Awhile ago I discovered an old slide taken at a Toronto Blue Jays baseball game years earlier. I didn’t remember much about it.
I knew I’d taken it in May 1978—a memorable time in my life. I was on my way to Germany for a university student work program. It was my first trip on an airplane, and my first time in Toronto.
I also recalled that the Montreal Canadiens had defeated the Boston Bruins on that day to win the Stanley Cup. From this fact, I figured out online that the game had been May 25, 1978—a Thursday. A baseball reference website told me all the details. The player at bat was Tom Hutton (#14) and the player on deck was Otto Velez (#19). The Boston Red Sox defeated the Toronto Blue Jays 9-5, with relief pitcher Dennis Eckersley getting the win. The game was held at the old Exhibition Stadium, a venue that was also the field for the Toronto Argonauts football team. The attendance at the game was 17, 197 for the fledgling Jays, who were struggling through their second season.

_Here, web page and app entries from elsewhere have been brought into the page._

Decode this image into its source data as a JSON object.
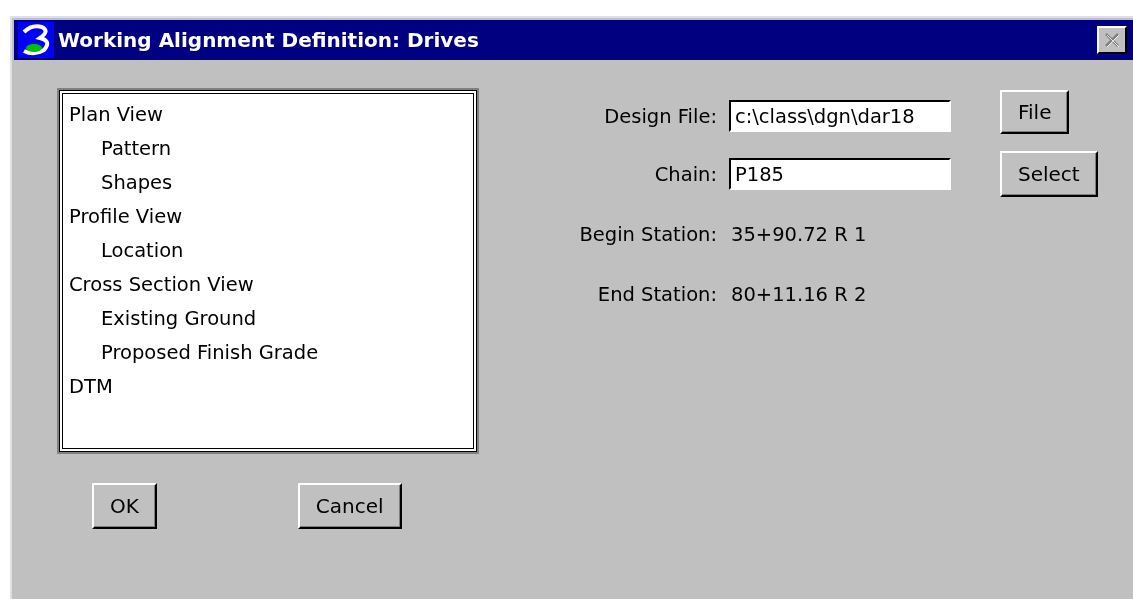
{
  "window": {
    "title": "Working Alignment Definition: Drives",
    "close_button": {
      "disabled": true
    }
  },
  "tree": {
    "items": [
      {
        "label": "Plan View",
        "children": [
          {
            "label": "Pattern"
          },
          {
            "label": "Shapes"
          }
        ]
      },
      {
        "label": "Profile View",
        "children": [
          {
            "label": "Location"
          }
        ]
      },
      {
        "label": "Cross Section View",
        "children": [
          {
            "label": "Existing Ground"
          },
          {
            "label": "Proposed Finish Grade"
          }
        ]
      },
      {
        "label": "DTM"
      }
    ]
  },
  "fields": [
    {
      "kind": "input",
      "label": "Design File:",
      "value": "c:\\class\\dgn\\dar18",
      "button": "File"
    },
    {
      "kind": "input",
      "label": "Chain:",
      "value": "P185",
      "button": "Select"
    },
    {
      "kind": "text",
      "label": "Begin Station:",
      "value": "35+90.72 R 1"
    },
    {
      "kind": "text",
      "label": "End Station:",
      "value": "80+11.16 R 2"
    }
  ],
  "buttons": [
    "OK",
    "Cancel"
  ]
}
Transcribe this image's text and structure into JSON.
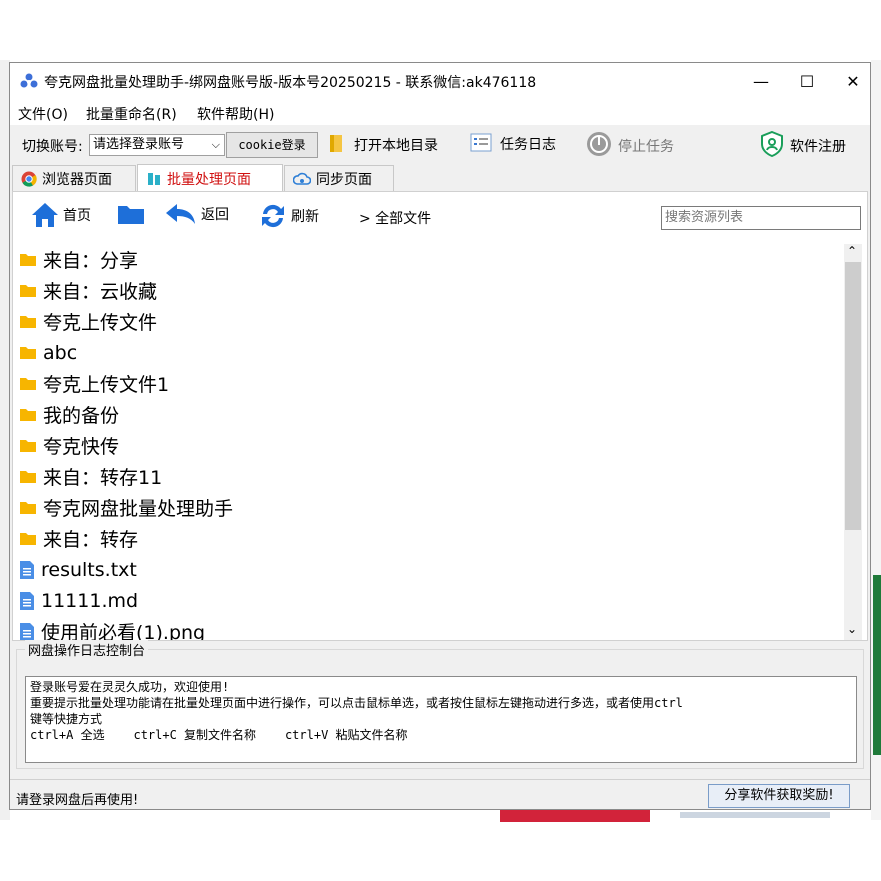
{
  "window": {
    "title": "夸克网盘批量处理助手-绑网盘账号版-版本号20250215 - 联系微信:ak476118",
    "controls": {
      "minimize": "—",
      "maximize": "☐",
      "close": "✕"
    }
  },
  "menu": [
    "文件(O)",
    "批量重命名(R)",
    "软件帮助(H)"
  ],
  "toolbar": {
    "switch_account_label": "切换账号:",
    "account_select_value": "请选择登录账号",
    "cookie_login": "cookie登录",
    "open_local_dir": "打开本地目录",
    "task_log": "任务日志",
    "stop_task": "停止任务",
    "register": "软件注册"
  },
  "tabs": [
    {
      "label": "浏览器页面",
      "active": false
    },
    {
      "label": "批量处理页面",
      "active": true
    },
    {
      "label": "同步页面",
      "active": false
    }
  ],
  "nav": {
    "home": "首页",
    "back": "返回",
    "refresh": "刷新",
    "breadcrumb": "> 全部文件",
    "search_placeholder": "搜索资源列表"
  },
  "files": [
    {
      "name": "来自：分享",
      "type": "folder"
    },
    {
      "name": "来自：云收藏",
      "type": "folder"
    },
    {
      "name": "夸克上传文件",
      "type": "folder"
    },
    {
      "name": "abc",
      "type": "folder"
    },
    {
      "name": "夸克上传文件1",
      "type": "folder"
    },
    {
      "name": "我的备份",
      "type": "folder"
    },
    {
      "name": "夸克快传",
      "type": "folder"
    },
    {
      "name": "来自：转存11",
      "type": "folder"
    },
    {
      "name": "夸克网盘批量处理助手",
      "type": "folder"
    },
    {
      "name": "来自：转存",
      "type": "folder"
    },
    {
      "name": "results.txt",
      "type": "file"
    },
    {
      "name": "11111.md",
      "type": "file"
    },
    {
      "name": "使用前必看(1).png",
      "type": "file"
    }
  ],
  "log": {
    "title": "网盘操作日志控制台",
    "lines": [
      "登录账号爱在灵灵久成功，欢迎使用!",
      "重要提示批量处理功能请在批量处理页面中进行操作，可以点击鼠标单选，或者按住鼠标左键拖动进行多选，或者使用ctrl",
      "键等快捷方式",
      "ctrl+A 全选    ctrl+C 复制文件名称    ctrl+V 粘贴文件名称"
    ]
  },
  "status": {
    "message": "请登录网盘后再使用!",
    "share_button": "分享软件获取奖励!"
  },
  "colors": {
    "folder": "#f7b500",
    "file": "#4a8ee6",
    "nav_icon": "#1e6fd9",
    "active_tab_text": "#d01010"
  }
}
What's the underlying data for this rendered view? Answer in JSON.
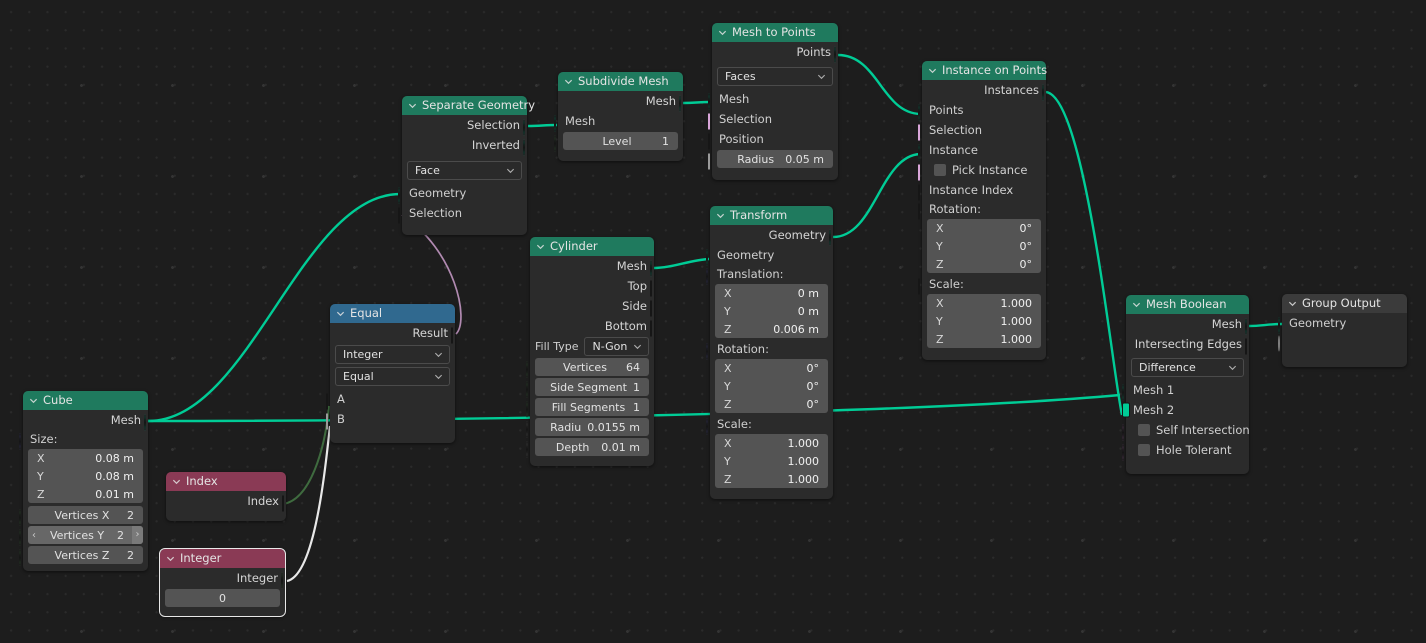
{
  "app": {
    "editor": "geometry-node-editor",
    "background": "#1d1d1d"
  },
  "colors": {
    "header_geometry": "#1f7a5e",
    "header_converter": "#30698f",
    "header_input": "#8a3a55",
    "header_output": "#3b3b3b",
    "socket_geometry": "#00cc96",
    "socket_vector": "#6363c7",
    "socket_boolean": "#cc7bcc",
    "socket_integer": "#5a9b5a",
    "wire_geometry": "#00cc96"
  },
  "nodes": {
    "cube": {
      "title": "Cube",
      "outputs": [
        "Mesh"
      ],
      "size_label": "Size:",
      "size": [
        {
          "axis": "X",
          "value": "0.08 m"
        },
        {
          "axis": "Y",
          "value": "0.08 m"
        },
        {
          "axis": "Z",
          "value": "0.01 m"
        }
      ],
      "vertices": [
        {
          "label": "Vertices X",
          "value": "2"
        },
        {
          "label": "Vertices Y",
          "value": "2"
        },
        {
          "label": "Vertices Z",
          "value": "2"
        }
      ],
      "stepper_left": "‹",
      "stepper_right": "›"
    },
    "index": {
      "title": "Index",
      "outputs": [
        "Index"
      ]
    },
    "integer": {
      "title": "Integer",
      "outputs": [
        "Integer"
      ],
      "value": "0"
    },
    "equal": {
      "title": "Equal",
      "outputs": [
        "Result"
      ],
      "data_type": "Integer",
      "operation": "Equal",
      "inputs": [
        "A",
        "B"
      ]
    },
    "separate_geometry": {
      "title": "Separate Geometry",
      "outputs": [
        "Selection",
        "Inverted"
      ],
      "domain": "Face",
      "inputs": [
        "Geometry",
        "Selection"
      ]
    },
    "subdivide_mesh": {
      "title": "Subdivide Mesh",
      "outputs": [
        "Mesh"
      ],
      "inputs": [
        "Mesh"
      ],
      "level": {
        "label": "Level",
        "value": "1"
      }
    },
    "mesh_to_points": {
      "title": "Mesh to Points",
      "outputs": [
        "Points"
      ],
      "mode": "Faces",
      "inputs": [
        "Mesh",
        "Selection",
        "Position"
      ],
      "radius": {
        "label": "Radius",
        "value": "0.05 m"
      }
    },
    "instance_on_points": {
      "title": "Instance on Points",
      "outputs": [
        "Instances"
      ],
      "inputs": [
        "Points",
        "Selection",
        "Instance"
      ],
      "pick_instance": "Pick Instance",
      "instance_index": "Instance Index",
      "rotation_label": "Rotation:",
      "rotation": [
        {
          "axis": "X",
          "value": "0°"
        },
        {
          "axis": "Y",
          "value": "0°"
        },
        {
          "axis": "Z",
          "value": "0°"
        }
      ],
      "scale_label": "Scale:",
      "scale": [
        {
          "axis": "X",
          "value": "1.000"
        },
        {
          "axis": "Y",
          "value": "1.000"
        },
        {
          "axis": "Z",
          "value": "1.000"
        }
      ]
    },
    "cylinder": {
      "title": "Cylinder",
      "outputs": [
        "Mesh",
        "Top",
        "Side",
        "Bottom"
      ],
      "fill_type_label": "Fill Type",
      "fill_type": "N-Gon",
      "params": [
        {
          "label": "Vertices",
          "value": "64"
        },
        {
          "label": "Side Segment",
          "value": "1"
        },
        {
          "label": "Fill Segments",
          "value": "1"
        },
        {
          "label": "Radiu",
          "value": "0.0155 m"
        },
        {
          "label": "Depth",
          "value": "0.01 m"
        }
      ]
    },
    "transform": {
      "title": "Transform",
      "outputs": [
        "Geometry"
      ],
      "inputs": [
        "Geometry"
      ],
      "translation_label": "Translation:",
      "translation": [
        {
          "axis": "X",
          "value": "0 m"
        },
        {
          "axis": "Y",
          "value": "0 m"
        },
        {
          "axis": "Z",
          "value": "0.006 m"
        }
      ],
      "rotation_label": "Rotation:",
      "rotation": [
        {
          "axis": "X",
          "value": "0°"
        },
        {
          "axis": "Y",
          "value": "0°"
        },
        {
          "axis": "Z",
          "value": "0°"
        }
      ],
      "scale_label": "Scale:",
      "scale": [
        {
          "axis": "X",
          "value": "1.000"
        },
        {
          "axis": "Y",
          "value": "1.000"
        },
        {
          "axis": "Z",
          "value": "1.000"
        }
      ]
    },
    "mesh_boolean": {
      "title": "Mesh Boolean",
      "outputs": [
        "Mesh",
        "Intersecting Edges"
      ],
      "operation": "Difference",
      "inputs": [
        "Mesh 1",
        "Mesh 2"
      ],
      "self_intersection": "Self Intersection",
      "hole_tolerant": "Hole Tolerant"
    },
    "group_output": {
      "title": "Group Output",
      "inputs": [
        "Geometry"
      ]
    }
  }
}
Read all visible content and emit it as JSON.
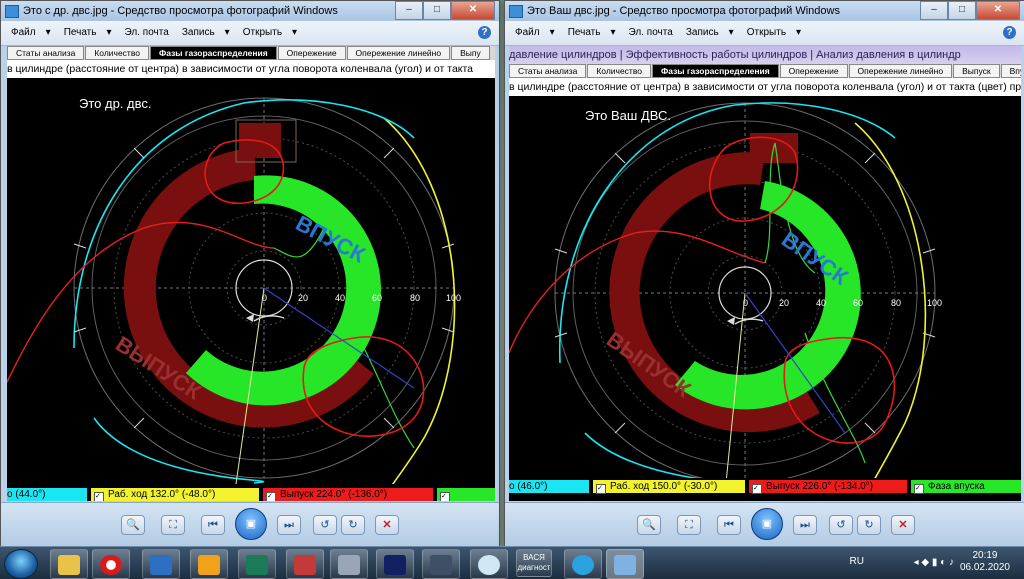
{
  "left": {
    "title": "Это с др. двс.jpg - Средство просмотра фотографий Windows",
    "menu": [
      "Файл",
      "Печать",
      "Эл. почта",
      "Запись",
      "Открыть"
    ],
    "tabs": [
      "Статы анализа",
      "Количество",
      "Фазы газораспределения",
      "Опережение",
      "Опережение линейно",
      "Выпу"
    ],
    "active_tab": 2,
    "description": "в цилиндре (расстояние от центра) в зависимости от угла поворота коленвала (угол) и от такта",
    "note": "Это др. двс.",
    "label_intake": "ВПУСК",
    "label_exhaust": "ВЫПУСК",
    "axis_ticks": [
      "0",
      "20",
      "40",
      "60",
      "80",
      "100"
    ],
    "legend": [
      {
        "text": "о (44.0°)",
        "color": "#19e6f2"
      },
      {
        "text": "Раб. ход 132.0° (-48.0°)",
        "color": "#f3f32d"
      },
      {
        "text": "Выпуск 224.0° (-136.0°)",
        "color": "#ee1b1b"
      },
      {
        "text": "",
        "color": "#28e628"
      }
    ]
  },
  "right": {
    "title": "Это Ваш двс.jpg - Средство просмотра фотографий Windows",
    "menu": [
      "Файл",
      "Печать",
      "Эл. почта",
      "Запись",
      "Открыть"
    ],
    "top_strip": "давление цилиндров | Эффективность работы цилиндров | Анализ давления в цилиндр",
    "tabs": [
      "Статы анализа",
      "Количество",
      "Фазы газораспределения",
      "Опережение",
      "Опережение линейно",
      "Выпуск",
      "Впуск"
    ],
    "active_tab": 2,
    "description": "в цилиндре (расстояние от центра) в зависимости от угла поворота коленвала (угол) и от такта (цвет) при",
    "note": "Это Ваш ДВС.",
    "label_intake": "ВПУСК",
    "label_exhaust": "ВЫПУСК",
    "axis_ticks": [
      "0",
      "20",
      "40",
      "60",
      "80",
      "100"
    ],
    "legend": [
      {
        "text": "о (46.0°)",
        "color": "#19e6f2"
      },
      {
        "text": "Раб. ход 150.0° (-30.0°)",
        "color": "#f3f32d"
      },
      {
        "text": "Выпуск 226.0° (-134.0°)",
        "color": "#ee1b1b"
      },
      {
        "text": "Фаза впуска",
        "color": "#28e628"
      }
    ]
  },
  "window_buttons": {
    "minimize": "–",
    "maximize": "□",
    "close": "✕"
  },
  "help": "?",
  "taskbar": {
    "lang": "RU",
    "time": "20:19",
    "date": "06.02.2020",
    "vasya": "ВАСЯ диагност"
  }
}
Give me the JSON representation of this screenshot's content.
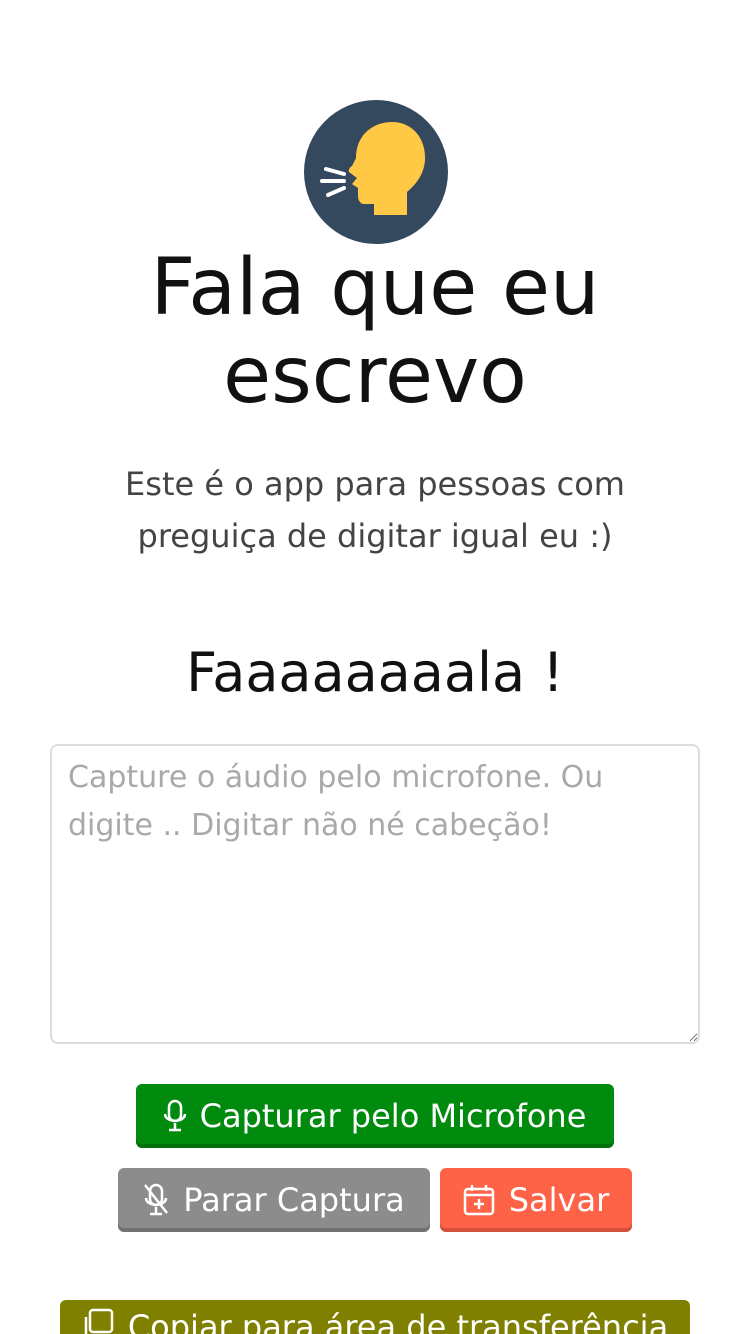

I’ve found Google Maps Streetview to be another valuable resource for finding the exact location of old photos. There is a sense of satisfaction in piecing together old memories. It helps me remember more details of a photo, or an event. How did I get to the game, who did I go with, what did I do afterwards?
It’s impossible to go back in time, but often it is possible to reconstruct the details of a photo. This can be a worthwhile endeavor as the past recedes further in the distance. Not every day will be one you’ll care to return to in memory; not every ball game is one you would want to sit through again. There are plenty of elements of our past lives that are better left in the past. But, for those memories that are a pleasure to recall, using photo sleuthing to retrieve forgotten bits of the day can add greatly to the texture of a treasured memory.